▼
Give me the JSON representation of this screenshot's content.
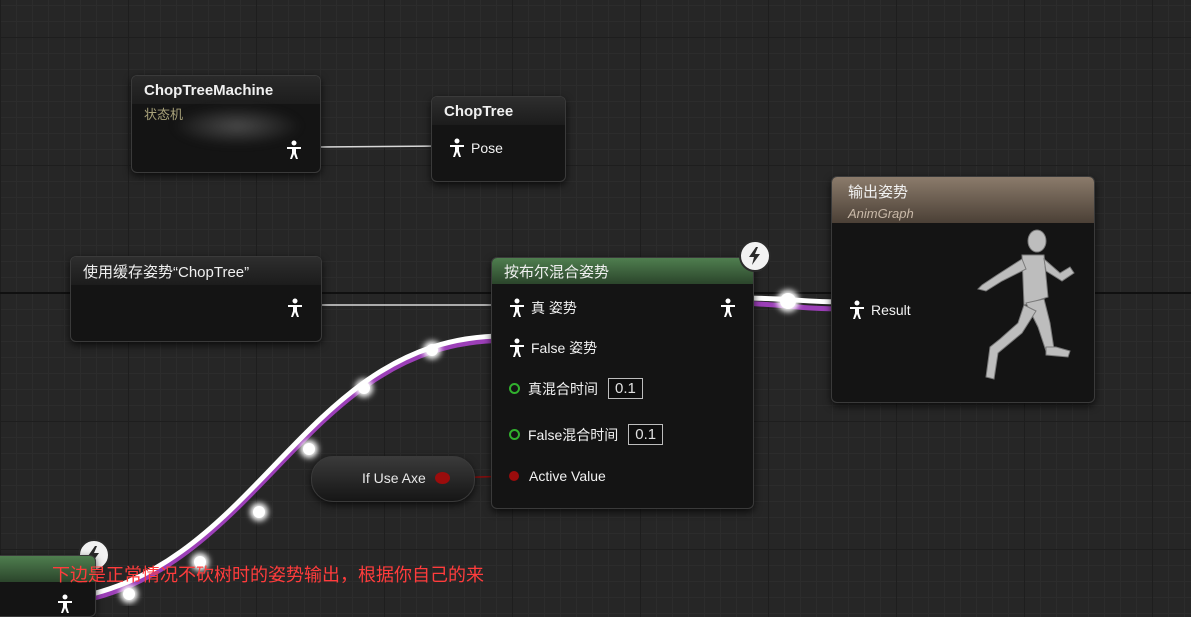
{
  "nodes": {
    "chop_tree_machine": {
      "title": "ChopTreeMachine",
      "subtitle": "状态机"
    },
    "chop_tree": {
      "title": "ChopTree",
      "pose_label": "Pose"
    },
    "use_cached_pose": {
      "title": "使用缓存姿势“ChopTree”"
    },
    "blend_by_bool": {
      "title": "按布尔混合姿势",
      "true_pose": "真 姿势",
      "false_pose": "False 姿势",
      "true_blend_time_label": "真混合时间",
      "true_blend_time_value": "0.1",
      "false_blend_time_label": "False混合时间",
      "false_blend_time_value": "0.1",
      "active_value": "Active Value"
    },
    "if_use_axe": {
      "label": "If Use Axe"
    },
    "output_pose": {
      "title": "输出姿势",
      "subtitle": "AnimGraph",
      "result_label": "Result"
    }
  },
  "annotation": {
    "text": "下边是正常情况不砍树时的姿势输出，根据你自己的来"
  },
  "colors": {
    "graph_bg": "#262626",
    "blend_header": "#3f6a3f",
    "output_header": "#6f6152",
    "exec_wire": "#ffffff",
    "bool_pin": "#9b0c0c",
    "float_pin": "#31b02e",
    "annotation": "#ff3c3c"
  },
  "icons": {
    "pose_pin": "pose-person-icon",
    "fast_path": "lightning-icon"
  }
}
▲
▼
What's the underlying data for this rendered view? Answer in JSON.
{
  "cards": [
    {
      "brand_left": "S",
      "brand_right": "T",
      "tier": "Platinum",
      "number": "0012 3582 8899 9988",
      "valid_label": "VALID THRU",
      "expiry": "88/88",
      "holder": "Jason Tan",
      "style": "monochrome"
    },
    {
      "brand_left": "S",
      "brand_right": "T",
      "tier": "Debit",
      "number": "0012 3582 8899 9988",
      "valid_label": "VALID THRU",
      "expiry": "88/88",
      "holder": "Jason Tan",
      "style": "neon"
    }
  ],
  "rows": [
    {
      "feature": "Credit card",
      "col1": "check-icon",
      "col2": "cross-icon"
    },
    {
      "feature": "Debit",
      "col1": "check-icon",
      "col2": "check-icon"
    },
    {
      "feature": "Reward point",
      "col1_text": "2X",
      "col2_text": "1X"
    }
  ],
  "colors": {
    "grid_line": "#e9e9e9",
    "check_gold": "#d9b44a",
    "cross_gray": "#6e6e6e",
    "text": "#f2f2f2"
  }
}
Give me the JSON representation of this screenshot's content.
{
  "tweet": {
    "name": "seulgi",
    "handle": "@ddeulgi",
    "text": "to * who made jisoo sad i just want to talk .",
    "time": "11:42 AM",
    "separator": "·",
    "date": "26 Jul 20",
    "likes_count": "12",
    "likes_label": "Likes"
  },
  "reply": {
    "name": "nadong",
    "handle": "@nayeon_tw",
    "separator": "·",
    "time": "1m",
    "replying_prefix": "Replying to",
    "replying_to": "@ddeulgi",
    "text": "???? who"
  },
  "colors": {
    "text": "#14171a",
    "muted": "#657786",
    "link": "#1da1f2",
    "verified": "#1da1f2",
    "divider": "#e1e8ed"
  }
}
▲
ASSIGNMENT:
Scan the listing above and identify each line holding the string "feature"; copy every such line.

EXERCISE RESULT:
      "feature": "Credit card",
      "feature": "Debit",
      "feature": "Reward point",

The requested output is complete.